CHARLESTON -- Mississippi County Sheriff Keith Moore's second year in office was a busy, productive and successful year.
Moore and his deputies worked over 370 cases in 2006 resulting in numerous felony arrests, according to a recent press release.
"2006 was a busy year for me and my team," he said. "We had to deal with several murders and a grand jury."
Three murders were investigated by the department in 2006, all of which resulted in arrests being made within a few hours of starting the investigations.
The first murder investigation took place in April after a body was located outside of East Prairie. Moore and several deputies arrived and processed the scene with assistance from the Missouri State Highway Patrol's Major Crime Task Force.
During the course of the investigation, it was discovered that while the body was dumped in Mississippi County, the murder actually took place in New Madrid County.
The second murder, which occurred in September in East Prairie, was the shooting death of a county resident by his former brother-in-law. This investigation also resulted in an immediate arrest.
The third murder, a shooting death in December that happened in Wyatt, was also resolved with an immediate arrest. This murder was thought to be the result of an ongoing dispute between the victim and the shooter.
Moore attributed the quick arrests in all three cases to his department's team work, dedication and professionalism.

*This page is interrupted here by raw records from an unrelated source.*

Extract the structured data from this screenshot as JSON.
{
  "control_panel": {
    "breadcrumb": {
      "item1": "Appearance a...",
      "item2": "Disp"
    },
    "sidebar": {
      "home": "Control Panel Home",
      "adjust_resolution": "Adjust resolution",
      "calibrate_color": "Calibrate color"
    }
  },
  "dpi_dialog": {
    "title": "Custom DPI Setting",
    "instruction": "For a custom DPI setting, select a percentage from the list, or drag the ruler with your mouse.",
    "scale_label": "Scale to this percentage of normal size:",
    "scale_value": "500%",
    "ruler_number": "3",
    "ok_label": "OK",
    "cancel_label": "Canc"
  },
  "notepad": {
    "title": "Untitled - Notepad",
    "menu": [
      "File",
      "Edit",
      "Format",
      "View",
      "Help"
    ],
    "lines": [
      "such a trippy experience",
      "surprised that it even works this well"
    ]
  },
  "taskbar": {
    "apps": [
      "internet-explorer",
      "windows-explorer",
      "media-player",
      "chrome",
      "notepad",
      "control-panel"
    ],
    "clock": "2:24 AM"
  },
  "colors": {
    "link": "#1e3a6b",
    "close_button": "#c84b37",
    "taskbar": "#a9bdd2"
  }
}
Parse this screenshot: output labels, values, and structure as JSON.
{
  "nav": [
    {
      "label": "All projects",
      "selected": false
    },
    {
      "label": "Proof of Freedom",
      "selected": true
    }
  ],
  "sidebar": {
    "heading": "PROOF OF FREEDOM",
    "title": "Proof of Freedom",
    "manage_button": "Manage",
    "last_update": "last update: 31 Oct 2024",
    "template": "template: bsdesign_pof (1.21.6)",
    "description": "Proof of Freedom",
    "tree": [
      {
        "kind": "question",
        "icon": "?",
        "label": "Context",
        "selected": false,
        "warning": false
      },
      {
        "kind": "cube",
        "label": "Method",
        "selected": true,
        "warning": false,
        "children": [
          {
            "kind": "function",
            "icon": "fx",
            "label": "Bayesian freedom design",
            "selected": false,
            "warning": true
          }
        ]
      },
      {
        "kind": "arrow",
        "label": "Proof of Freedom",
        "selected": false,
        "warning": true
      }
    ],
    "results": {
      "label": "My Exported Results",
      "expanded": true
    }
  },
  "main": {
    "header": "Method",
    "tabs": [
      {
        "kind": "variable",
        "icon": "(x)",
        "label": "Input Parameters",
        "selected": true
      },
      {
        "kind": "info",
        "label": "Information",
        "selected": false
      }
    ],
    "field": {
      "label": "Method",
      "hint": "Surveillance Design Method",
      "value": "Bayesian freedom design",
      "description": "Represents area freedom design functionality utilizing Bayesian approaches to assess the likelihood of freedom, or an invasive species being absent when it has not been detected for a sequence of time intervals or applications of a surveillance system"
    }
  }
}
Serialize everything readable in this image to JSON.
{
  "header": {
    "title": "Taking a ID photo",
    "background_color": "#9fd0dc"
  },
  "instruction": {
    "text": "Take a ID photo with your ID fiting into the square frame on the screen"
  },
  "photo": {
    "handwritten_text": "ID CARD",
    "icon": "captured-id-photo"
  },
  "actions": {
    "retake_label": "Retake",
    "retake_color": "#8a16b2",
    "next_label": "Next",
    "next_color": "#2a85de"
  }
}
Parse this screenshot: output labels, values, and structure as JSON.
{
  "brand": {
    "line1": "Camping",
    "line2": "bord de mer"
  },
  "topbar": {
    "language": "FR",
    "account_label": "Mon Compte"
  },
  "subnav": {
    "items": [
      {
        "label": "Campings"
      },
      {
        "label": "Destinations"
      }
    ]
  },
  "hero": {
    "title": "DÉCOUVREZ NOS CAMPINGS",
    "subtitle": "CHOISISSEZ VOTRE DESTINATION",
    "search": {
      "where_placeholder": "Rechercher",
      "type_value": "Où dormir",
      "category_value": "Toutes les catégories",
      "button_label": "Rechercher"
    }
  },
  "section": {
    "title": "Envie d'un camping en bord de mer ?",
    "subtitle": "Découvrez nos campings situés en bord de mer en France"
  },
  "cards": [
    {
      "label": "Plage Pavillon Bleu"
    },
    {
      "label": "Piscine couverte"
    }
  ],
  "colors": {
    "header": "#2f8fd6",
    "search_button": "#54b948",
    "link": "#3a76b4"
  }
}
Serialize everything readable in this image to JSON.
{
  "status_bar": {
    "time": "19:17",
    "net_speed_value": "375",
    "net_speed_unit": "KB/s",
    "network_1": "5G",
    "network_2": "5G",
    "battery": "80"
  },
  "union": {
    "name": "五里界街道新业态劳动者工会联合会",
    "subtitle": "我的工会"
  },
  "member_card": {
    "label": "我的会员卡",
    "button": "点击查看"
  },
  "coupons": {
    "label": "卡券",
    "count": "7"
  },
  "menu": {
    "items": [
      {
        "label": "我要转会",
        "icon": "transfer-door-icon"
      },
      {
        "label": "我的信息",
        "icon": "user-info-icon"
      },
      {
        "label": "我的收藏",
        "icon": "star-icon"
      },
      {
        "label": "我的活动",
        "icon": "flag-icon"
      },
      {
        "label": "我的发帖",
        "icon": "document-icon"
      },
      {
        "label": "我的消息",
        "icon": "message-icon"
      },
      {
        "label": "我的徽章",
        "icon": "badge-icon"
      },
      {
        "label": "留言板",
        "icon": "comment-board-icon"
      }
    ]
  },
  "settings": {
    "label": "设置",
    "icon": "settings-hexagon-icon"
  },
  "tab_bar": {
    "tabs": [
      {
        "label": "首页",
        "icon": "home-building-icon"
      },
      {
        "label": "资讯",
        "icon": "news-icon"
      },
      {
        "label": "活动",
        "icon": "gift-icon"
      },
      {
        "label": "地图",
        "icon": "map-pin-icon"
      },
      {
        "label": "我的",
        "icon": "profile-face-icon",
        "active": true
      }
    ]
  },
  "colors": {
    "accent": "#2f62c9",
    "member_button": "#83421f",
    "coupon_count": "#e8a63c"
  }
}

"My team knows what their jobs entail," he said. "They know how to react and they are willing to go the extra mile to serve the citizens of Mississippi County."
Moore said the grand jury resulted in approximately 50 warrants and arrests in 2006. Among those indicted by the grand jury and arrested were the county's former sheriff and administrator of the Mississippi County Detention Center.
Many of the indictments handed down from the grand jury are still in the court system, Moore noted.
While the department is not able to readily come up with crime statistics, the press release noted that approximately 120 suspects were sentenced by the courts and delivered to the Missouri Department of Corrections by the Mississippi County Sheriff's Department in 2006.
In addition to arresting several child molesters and retrieving stolen items from numerous states, the Mississippi County Sheriff's Department even returned a dog stolen from Tennessee.
"No case is too large or too small," Moore said. "We work each case with integrity and determination. We follow through every lead."
Moore said he and his deputies are prepared to continue to crackdown on child molesters and sex offenders as well as on the drug problems and domestic violence in the county.